* **Problem requirements**:
The required answer is every line of the data containing the word "content".

Items from a data source
* * * * * * * * *

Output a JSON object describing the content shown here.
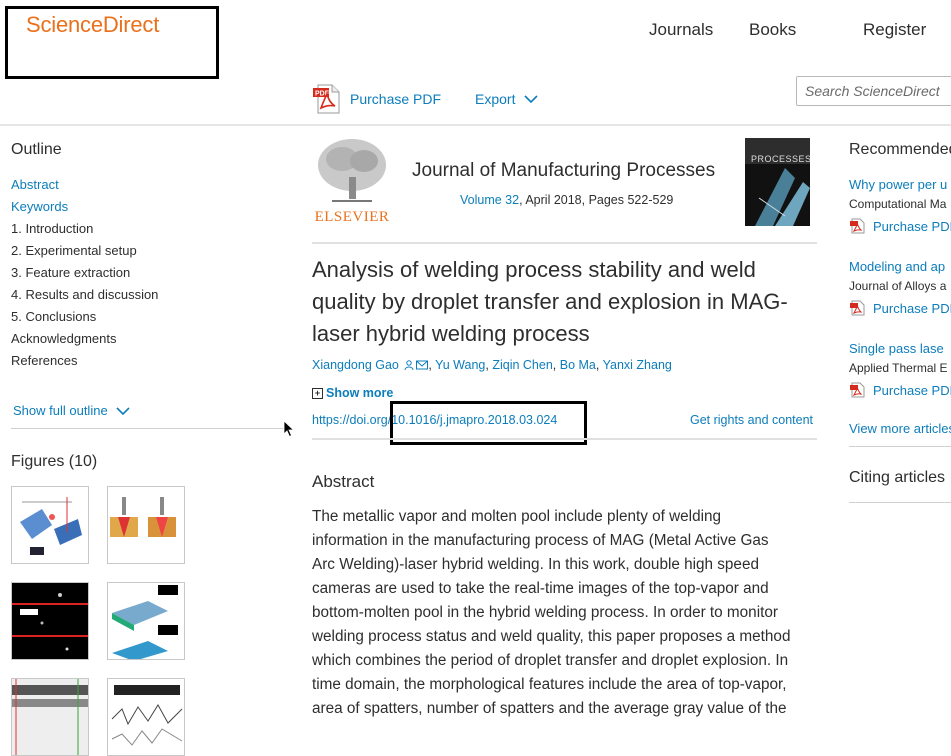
{
  "header": {
    "logo_text": "ScienceDirect",
    "nav": {
      "journals": "Journals",
      "books": "Books",
      "register": "Register"
    },
    "toolbar": {
      "purchase_pdf": "Purchase PDF",
      "export": "Export"
    },
    "search": {
      "placeholder": "Search ScienceDirect"
    }
  },
  "outline": {
    "title": "Outline",
    "items": [
      {
        "label": "Abstract",
        "link": true
      },
      {
        "label": "Keywords",
        "link": true
      },
      {
        "label": "1. Introduction",
        "link": false
      },
      {
        "label": "2. Experimental setup",
        "link": false
      },
      {
        "label": "3. Feature extraction",
        "link": false
      },
      {
        "label": "4. Results and discussion",
        "link": false
      },
      {
        "label": "5. Conclusions",
        "link": false
      },
      {
        "label": "Acknowledgments",
        "link": false
      },
      {
        "label": "References",
        "link": false
      }
    ],
    "show_full": "Show full outline"
  },
  "figures": {
    "title": "Figures (10)"
  },
  "article": {
    "publisher_logo_text": "ELSEVIER",
    "journal": "Journal of Manufacturing Processes",
    "volume_link": "Volume 32",
    "volume_rest": ", April 2018, Pages 522-529",
    "cover_text": "PROCESSES",
    "title": "Analysis of welding process stability and weld quality by droplet transfer and explosion in MAG-laser hybrid welding process",
    "authors": [
      "Xiangdong Gao",
      "Yu Wang",
      "Ziqin Chen",
      "Bo Ma",
      "Yanxi Zhang"
    ],
    "show_more": "Show more",
    "doi": "https://doi.org/10.1016/j.jmapro.2018.03.024",
    "rights": "Get rights and content",
    "abstract_heading": "Abstract",
    "abstract_lines": [
      "The metallic vapor and molten pool include plenty of welding",
      "information in the manufacturing process of MAG (Metal Active Gas",
      "Arc Welding)-laser hybrid welding. In this work, double high speed",
      "cameras are used to take the real-time images of the top-vapor and",
      "bottom-molten pool in the hybrid welding process. In order to monitor",
      "welding process status and weld quality, this paper proposes a method",
      "which combines the period of droplet transfer and droplet explosion. In",
      "time domain, the morphological features include the area of top-vapor,",
      "area of spatters, number of spatters and the average gray value of the"
    ]
  },
  "recommended": {
    "title": "Recommended",
    "items": [
      {
        "title": "Why power per u",
        "journal": "Computational Ma",
        "pdf": "Purchase PDF"
      },
      {
        "title": "Modeling and ap",
        "journal": "Journal of Alloys a",
        "pdf": "Purchase PDF"
      },
      {
        "title": "Single pass lase",
        "journal": "Applied Thermal E",
        "pdf": "Purchase PDF"
      }
    ],
    "view_more": "View more articles",
    "citing": "Citing articles"
  },
  "colors": {
    "link": "#0c7dbb",
    "brand": "#e9711c",
    "text": "#2e2e2e",
    "pdf_red": "#d52b1e"
  }
}
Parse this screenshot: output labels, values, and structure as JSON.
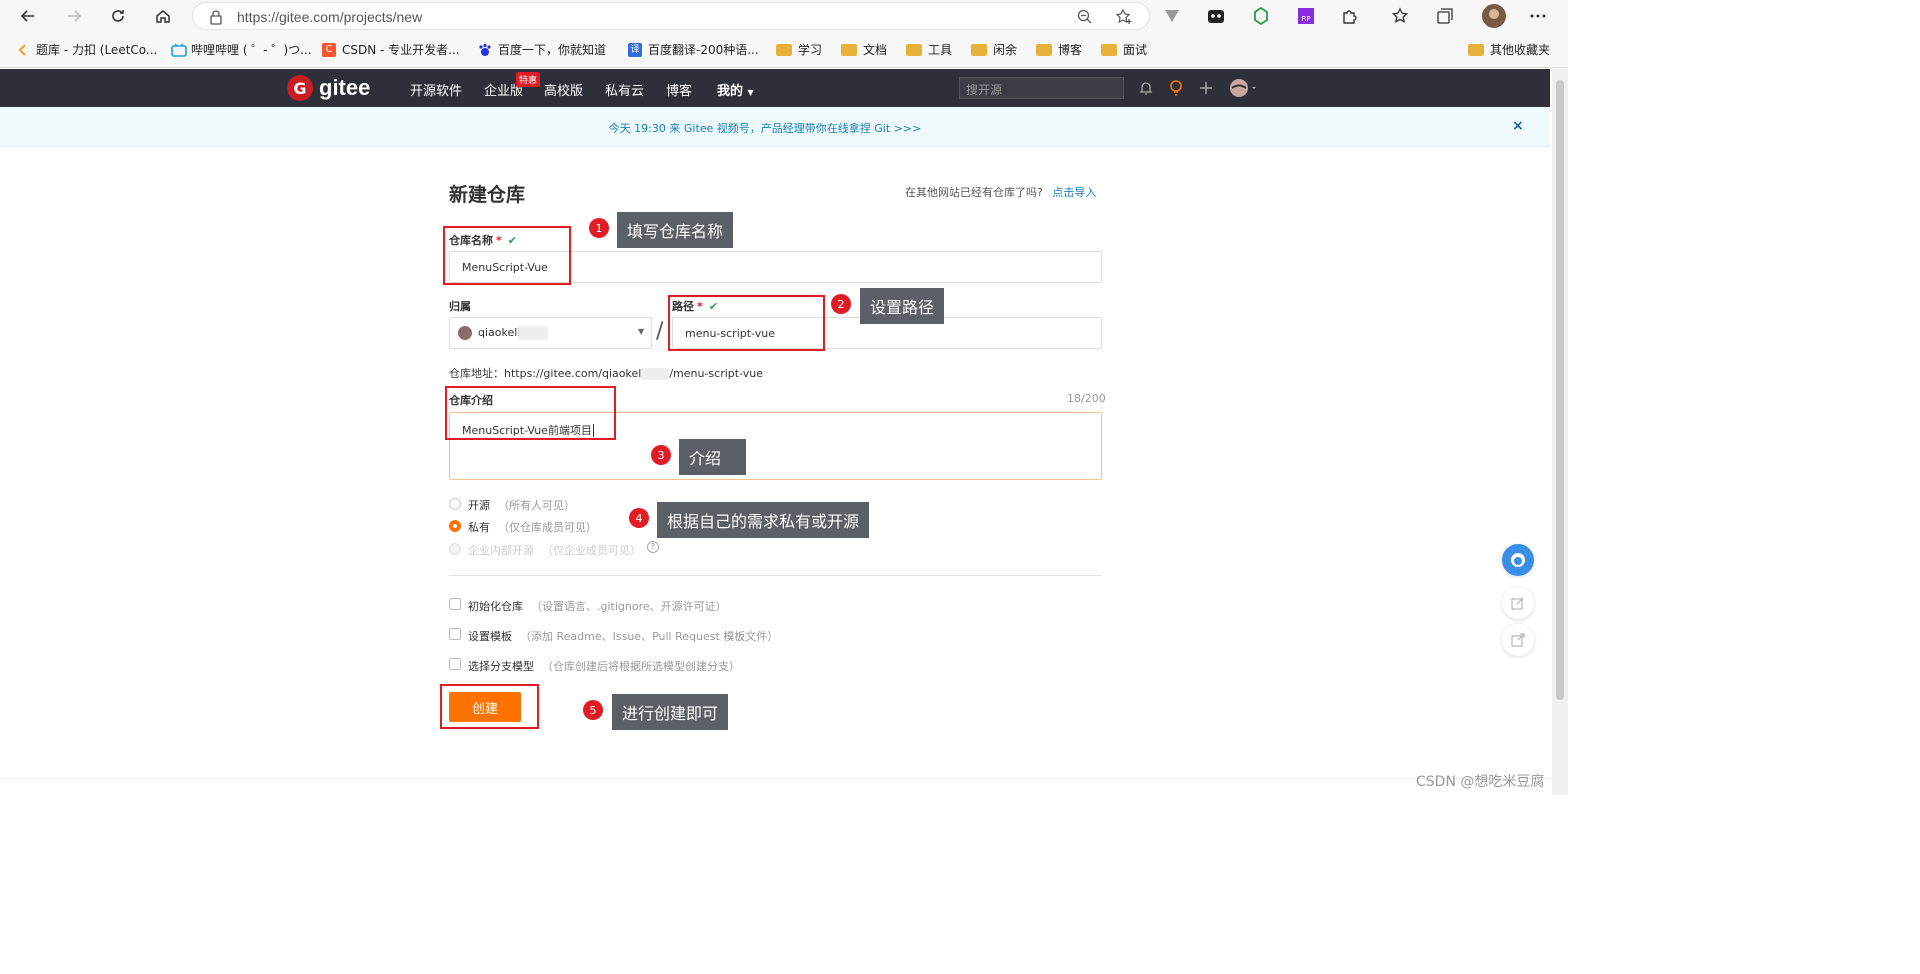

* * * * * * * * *

* **Solution for this problem**:
Output a JSON object describing the content shown here.
    "rights": "Get rights and content",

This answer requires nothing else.